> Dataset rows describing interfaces

────────

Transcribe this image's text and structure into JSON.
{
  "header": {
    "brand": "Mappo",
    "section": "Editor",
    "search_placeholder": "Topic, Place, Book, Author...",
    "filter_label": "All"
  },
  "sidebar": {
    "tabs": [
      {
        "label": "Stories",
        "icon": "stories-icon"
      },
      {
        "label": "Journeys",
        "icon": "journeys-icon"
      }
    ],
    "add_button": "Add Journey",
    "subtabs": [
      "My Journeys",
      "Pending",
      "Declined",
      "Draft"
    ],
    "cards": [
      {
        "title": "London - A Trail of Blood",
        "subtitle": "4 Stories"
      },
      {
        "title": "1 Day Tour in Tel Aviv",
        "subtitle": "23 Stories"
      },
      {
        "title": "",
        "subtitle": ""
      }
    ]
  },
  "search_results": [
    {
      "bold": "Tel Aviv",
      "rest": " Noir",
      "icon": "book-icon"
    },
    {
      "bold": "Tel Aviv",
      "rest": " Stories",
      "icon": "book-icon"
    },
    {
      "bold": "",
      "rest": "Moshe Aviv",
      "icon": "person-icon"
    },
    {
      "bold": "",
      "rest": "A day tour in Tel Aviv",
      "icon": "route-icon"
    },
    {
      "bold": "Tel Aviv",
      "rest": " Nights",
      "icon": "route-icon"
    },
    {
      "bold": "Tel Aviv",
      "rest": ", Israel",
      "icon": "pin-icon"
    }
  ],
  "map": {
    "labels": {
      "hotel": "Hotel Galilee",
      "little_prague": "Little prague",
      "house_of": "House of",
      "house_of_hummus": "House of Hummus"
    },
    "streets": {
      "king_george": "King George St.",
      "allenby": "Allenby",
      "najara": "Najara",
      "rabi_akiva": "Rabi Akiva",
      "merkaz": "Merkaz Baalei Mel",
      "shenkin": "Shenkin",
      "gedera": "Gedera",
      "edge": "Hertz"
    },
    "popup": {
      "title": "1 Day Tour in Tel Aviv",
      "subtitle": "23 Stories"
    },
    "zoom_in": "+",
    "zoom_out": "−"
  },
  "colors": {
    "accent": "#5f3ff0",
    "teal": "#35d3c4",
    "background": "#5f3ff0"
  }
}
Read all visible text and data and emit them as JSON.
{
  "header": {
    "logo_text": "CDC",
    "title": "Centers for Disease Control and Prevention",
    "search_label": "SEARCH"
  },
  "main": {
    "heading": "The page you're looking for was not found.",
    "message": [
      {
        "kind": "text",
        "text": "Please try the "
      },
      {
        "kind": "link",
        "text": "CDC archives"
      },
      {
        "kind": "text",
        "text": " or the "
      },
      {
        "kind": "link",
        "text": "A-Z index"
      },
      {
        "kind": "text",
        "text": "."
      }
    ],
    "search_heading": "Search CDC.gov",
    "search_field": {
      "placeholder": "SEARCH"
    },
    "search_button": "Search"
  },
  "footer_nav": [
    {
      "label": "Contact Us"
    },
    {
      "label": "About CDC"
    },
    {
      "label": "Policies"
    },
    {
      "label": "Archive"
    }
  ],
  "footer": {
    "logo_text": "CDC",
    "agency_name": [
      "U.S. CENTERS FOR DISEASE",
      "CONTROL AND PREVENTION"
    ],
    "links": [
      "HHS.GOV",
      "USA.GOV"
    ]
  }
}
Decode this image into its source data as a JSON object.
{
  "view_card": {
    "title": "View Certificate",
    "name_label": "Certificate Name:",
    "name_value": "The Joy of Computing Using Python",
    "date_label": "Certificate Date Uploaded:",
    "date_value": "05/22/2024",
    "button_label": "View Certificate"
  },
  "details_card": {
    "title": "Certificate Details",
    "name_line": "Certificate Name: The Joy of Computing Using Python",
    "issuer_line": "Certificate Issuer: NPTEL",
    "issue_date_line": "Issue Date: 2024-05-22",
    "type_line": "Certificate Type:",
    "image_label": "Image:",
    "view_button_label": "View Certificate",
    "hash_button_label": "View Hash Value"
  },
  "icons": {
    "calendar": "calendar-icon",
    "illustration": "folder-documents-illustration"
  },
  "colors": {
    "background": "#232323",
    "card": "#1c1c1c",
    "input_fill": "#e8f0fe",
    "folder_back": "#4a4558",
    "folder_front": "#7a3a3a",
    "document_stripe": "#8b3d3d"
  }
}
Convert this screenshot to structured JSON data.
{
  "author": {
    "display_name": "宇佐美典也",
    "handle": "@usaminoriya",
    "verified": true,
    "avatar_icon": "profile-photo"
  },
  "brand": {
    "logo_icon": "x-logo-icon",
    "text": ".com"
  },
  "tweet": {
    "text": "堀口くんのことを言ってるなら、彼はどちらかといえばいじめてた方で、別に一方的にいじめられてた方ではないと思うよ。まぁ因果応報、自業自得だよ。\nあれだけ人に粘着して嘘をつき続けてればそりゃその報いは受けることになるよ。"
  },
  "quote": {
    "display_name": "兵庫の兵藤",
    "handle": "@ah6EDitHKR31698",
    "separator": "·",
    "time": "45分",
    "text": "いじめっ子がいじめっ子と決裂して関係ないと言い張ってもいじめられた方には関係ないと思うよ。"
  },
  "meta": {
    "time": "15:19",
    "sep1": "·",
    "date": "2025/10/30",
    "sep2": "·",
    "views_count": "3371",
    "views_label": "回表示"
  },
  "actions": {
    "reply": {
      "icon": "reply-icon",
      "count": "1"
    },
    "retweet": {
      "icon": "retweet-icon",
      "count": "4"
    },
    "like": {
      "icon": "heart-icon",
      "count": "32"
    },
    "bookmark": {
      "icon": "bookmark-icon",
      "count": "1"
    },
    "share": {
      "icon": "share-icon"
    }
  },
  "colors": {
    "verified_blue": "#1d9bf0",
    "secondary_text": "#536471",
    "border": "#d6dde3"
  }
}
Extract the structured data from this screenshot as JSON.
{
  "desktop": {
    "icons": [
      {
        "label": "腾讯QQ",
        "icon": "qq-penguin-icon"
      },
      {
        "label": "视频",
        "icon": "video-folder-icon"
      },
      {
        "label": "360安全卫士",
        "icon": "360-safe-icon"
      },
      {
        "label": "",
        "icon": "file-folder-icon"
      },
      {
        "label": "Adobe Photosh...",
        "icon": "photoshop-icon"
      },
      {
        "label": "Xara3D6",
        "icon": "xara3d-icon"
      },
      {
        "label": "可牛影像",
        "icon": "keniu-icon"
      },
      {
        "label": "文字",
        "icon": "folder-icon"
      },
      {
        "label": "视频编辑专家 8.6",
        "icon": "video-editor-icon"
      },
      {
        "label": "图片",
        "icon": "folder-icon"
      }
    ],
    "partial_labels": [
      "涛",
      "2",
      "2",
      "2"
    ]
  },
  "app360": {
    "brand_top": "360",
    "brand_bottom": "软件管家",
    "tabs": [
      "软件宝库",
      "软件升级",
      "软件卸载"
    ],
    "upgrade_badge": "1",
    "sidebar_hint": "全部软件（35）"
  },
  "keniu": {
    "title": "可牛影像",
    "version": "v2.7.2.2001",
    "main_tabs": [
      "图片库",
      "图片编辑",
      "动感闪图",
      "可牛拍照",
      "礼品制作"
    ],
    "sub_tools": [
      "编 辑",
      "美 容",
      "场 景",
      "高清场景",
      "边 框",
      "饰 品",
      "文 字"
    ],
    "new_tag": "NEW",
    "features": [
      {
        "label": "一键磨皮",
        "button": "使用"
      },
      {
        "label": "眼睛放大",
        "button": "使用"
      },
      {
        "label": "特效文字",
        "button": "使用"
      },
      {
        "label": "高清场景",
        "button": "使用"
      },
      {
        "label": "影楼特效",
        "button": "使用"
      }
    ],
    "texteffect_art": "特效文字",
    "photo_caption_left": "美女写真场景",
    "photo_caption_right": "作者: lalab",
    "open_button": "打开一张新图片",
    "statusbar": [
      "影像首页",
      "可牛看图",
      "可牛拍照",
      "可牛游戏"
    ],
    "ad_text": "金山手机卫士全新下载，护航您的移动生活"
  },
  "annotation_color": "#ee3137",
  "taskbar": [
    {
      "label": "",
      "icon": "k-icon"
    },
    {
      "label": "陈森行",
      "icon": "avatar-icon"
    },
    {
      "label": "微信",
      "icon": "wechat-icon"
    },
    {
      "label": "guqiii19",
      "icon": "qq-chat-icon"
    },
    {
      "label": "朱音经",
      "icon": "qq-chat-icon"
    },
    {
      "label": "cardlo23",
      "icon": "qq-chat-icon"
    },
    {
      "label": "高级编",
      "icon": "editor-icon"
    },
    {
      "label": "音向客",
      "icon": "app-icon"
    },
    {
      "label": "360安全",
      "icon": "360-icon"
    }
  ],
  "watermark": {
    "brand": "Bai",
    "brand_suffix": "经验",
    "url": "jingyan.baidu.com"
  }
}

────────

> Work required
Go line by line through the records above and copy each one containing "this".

> Answer box
Transcribe this image's text and structure into JSON.
Decode this image into its source data as a JSON object.
Convert this screenshot to structured JSON data.
Extract the structured data from this screenshot as JSON.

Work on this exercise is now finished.